The Bunurong Land Council, which is based in the suburbs of Melbourne, was established in 2002 to manage the native title and cultural interests of the Bunurong people. The corporation plays an important role in providing cultural heritage clearances to third parties undertaking developments on Bunurong land in Melbourne.
In January 2014 the Registrar placed the Bunurong Land Council under special administration after conducting a routine examination of the corporation’s books and records. The examination revealed a large number of serious concerns, particularly in relation to the corporation’s finances and record keeping.
During the special administration an investigation was commenced by the Registrar.

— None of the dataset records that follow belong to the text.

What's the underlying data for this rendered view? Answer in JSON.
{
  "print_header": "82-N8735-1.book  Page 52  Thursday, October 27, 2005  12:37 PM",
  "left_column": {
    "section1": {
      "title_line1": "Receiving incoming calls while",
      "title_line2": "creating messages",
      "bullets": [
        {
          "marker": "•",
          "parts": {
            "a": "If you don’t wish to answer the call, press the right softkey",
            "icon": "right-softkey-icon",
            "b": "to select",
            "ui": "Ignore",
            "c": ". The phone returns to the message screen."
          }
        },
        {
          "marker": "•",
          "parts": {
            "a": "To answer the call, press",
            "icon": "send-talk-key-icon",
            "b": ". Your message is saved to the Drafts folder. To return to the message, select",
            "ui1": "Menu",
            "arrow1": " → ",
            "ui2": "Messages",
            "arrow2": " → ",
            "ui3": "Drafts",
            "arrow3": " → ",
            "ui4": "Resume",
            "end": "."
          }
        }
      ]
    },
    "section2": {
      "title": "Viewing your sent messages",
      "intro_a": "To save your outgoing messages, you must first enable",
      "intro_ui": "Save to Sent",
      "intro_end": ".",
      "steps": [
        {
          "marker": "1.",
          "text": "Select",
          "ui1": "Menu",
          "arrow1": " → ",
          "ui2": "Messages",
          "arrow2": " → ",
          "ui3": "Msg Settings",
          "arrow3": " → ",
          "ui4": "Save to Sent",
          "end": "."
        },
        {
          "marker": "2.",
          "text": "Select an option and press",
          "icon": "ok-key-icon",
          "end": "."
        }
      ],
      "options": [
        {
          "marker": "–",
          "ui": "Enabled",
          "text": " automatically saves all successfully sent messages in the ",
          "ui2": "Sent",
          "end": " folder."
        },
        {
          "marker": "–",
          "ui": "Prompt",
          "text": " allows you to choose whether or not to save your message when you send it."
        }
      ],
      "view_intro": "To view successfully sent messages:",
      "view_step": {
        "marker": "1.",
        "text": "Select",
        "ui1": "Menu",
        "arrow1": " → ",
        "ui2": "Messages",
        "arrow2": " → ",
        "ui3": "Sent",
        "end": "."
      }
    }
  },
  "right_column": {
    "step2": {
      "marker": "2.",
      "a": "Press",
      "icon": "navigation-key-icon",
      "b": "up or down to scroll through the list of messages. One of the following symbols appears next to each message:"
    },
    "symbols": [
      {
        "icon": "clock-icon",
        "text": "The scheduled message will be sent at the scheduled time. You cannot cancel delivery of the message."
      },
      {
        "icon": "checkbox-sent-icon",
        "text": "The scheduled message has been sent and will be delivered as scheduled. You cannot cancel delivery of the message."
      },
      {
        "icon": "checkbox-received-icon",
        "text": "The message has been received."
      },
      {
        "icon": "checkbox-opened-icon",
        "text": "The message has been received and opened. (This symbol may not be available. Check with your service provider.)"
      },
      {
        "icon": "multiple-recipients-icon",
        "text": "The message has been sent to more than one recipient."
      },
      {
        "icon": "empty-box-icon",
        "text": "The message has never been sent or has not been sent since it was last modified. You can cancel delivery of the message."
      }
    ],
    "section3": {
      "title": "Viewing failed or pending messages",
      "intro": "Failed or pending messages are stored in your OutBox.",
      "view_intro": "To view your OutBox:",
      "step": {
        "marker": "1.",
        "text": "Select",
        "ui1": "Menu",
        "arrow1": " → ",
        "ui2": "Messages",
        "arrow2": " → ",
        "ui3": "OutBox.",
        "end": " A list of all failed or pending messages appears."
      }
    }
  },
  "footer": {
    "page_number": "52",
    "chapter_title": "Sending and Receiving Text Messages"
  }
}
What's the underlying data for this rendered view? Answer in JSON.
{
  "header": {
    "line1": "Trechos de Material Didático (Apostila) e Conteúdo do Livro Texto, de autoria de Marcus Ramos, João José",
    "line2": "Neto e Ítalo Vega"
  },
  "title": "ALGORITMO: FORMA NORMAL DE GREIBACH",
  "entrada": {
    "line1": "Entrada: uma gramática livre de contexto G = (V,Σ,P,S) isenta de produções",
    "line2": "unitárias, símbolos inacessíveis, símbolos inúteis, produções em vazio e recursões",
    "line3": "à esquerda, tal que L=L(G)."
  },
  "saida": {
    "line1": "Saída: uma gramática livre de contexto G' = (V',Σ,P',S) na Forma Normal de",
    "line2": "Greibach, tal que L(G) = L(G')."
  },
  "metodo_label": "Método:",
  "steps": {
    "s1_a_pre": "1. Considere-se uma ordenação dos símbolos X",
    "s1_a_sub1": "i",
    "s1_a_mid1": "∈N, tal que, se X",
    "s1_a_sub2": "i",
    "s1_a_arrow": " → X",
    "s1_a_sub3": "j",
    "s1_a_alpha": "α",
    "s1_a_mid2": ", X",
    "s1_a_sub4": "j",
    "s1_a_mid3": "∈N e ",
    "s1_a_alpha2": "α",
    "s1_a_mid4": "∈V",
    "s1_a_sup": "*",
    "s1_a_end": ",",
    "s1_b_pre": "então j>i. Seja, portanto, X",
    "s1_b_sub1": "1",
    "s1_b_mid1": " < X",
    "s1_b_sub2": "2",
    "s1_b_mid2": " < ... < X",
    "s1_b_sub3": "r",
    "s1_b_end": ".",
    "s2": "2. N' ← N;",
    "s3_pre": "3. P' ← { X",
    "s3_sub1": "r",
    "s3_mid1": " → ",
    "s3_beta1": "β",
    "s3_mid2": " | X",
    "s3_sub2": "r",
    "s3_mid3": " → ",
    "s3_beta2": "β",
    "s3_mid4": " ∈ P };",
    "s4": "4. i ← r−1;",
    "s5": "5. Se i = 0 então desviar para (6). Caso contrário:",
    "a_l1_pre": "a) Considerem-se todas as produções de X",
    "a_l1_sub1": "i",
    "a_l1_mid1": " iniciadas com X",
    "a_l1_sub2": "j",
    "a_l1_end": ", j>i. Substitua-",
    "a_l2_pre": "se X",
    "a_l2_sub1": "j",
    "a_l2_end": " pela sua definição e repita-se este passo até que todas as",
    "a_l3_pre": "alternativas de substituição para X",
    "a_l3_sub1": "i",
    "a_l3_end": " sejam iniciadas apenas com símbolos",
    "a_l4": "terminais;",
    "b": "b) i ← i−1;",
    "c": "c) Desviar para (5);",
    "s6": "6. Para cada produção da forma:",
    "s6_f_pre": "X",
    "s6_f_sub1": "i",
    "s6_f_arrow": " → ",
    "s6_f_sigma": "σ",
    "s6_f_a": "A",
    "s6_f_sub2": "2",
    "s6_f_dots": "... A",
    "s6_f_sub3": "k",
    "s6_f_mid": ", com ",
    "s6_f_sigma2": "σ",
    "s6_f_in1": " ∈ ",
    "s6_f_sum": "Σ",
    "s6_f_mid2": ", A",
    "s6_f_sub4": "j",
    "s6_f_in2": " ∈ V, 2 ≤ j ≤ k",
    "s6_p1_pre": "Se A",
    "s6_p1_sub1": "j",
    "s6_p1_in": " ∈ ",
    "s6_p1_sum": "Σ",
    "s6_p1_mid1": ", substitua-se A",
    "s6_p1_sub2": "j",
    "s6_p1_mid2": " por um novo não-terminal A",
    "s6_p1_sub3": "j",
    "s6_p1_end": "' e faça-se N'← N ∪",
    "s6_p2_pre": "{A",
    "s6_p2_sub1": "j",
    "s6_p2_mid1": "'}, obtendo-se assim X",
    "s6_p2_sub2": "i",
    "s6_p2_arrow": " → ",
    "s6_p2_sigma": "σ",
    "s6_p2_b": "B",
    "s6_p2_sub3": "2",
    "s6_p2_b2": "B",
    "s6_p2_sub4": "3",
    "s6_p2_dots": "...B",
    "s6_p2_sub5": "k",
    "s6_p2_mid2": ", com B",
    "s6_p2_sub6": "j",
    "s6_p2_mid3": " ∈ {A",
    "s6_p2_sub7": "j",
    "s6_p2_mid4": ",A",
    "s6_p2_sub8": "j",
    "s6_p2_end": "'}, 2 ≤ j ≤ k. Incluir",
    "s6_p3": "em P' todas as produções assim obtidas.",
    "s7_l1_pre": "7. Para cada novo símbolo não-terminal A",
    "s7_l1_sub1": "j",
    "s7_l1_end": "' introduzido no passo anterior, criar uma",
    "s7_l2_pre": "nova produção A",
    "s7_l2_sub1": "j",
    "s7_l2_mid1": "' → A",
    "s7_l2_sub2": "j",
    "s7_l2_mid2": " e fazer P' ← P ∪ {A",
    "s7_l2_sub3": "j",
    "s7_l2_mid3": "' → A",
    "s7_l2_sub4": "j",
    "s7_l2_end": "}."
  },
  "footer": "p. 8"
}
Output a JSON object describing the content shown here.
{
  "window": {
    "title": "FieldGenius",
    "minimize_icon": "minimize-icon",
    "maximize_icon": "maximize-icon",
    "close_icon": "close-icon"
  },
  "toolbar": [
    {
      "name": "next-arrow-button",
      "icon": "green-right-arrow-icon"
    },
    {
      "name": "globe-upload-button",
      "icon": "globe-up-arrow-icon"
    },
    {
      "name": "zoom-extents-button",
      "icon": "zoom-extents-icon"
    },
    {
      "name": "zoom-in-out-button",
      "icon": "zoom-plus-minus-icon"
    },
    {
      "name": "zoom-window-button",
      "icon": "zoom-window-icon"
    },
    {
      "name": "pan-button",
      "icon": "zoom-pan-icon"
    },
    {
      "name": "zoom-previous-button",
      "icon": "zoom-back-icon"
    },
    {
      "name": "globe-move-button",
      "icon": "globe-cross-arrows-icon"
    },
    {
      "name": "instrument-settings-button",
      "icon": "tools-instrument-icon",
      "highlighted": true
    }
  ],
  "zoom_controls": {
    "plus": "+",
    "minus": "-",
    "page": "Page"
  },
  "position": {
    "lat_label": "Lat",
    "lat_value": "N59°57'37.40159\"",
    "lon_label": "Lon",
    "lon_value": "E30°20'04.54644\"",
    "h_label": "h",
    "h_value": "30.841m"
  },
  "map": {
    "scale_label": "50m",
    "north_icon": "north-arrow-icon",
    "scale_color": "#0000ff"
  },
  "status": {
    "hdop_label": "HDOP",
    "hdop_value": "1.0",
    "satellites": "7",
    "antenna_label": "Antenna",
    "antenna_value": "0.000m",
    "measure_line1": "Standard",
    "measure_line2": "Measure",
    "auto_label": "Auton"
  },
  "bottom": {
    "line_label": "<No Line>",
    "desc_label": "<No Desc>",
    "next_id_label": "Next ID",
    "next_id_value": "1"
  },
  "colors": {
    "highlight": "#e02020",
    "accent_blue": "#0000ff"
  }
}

It will be alleged that Ms Sonia Murray, a former director, controlled every aspect of the Bunurong Land Council and ran it for her own personal benefit. Ms Murray issued invoices for work undertaken by cultural heritage officers of the corporation in her own name or that of her private business, Hawkseye Heritage. Payments received were made to her own bank account. It will also be alleged that Ms Murray charged the Bunurong Land Council a fee for her services that had not been approved by the other directors or the members.
The evidence the Registrar will put to the court will show that the Bunurong Land Council did not hold an annual general meeting for 10 years, had held just one directors’ meeting in five years, did not pay its tax and failed to keep adequate books and records.
The Registrar is seeking declarations from the Federal Court that Ms Murray and three other former directors, Mervyn Brown, Leonie Dickson and Verna Nichols, failed to exercise due care and diligence and failed to take reasonable steps to ensure the corporation kept proper books and records, contrary to subsections 265-1(1) and 363-1(1) of the CATSI Act. A declaration is also being sought that Ms Murray breached subsection 265-10(1) by improperly using her position to gain an advantage for herself and causing detriment to the corporation.
Further, the Federal Court is being asked to make orders against Ms Sonia Murray and the other three former directors disqualifying them from managing Aboriginal and Torres Islander corporations and requiring them to pay a fine to the Commonwealth and compensation to the Bunurong Land Council.
The Federal Court proceedings against the former directors of the Bunurong Land Council form part of the Registrar’s continuing drive to maintain high standards of corporate governance within Aboriginal and Torres Strait Islander corporations.
‘Directors must take an active role in ensuring their corporation is run well and for the benefit of all members,’ said Mr Beven. ‘If they are unable or unwilling to take on this important role they should not be directors.’
The matter has been set down for a four day trial before Justice Gordon commencing on 10 March 2015.
For more information about disqualifications see the Registrar’s fact sheet: Disqualifications from managing corporations under the CATSI Act at www.oric.gov.au.
For more information about the special administration of Bunurong Land Council (Aboriginal Corporation) see ORICMR1314-24: Victorian land council under special administration and ORICMR1415-02: Strong message sent at the end of Bunurong administration also available at www.oric.gov.au.
(02) 6146 4743
30 September 2014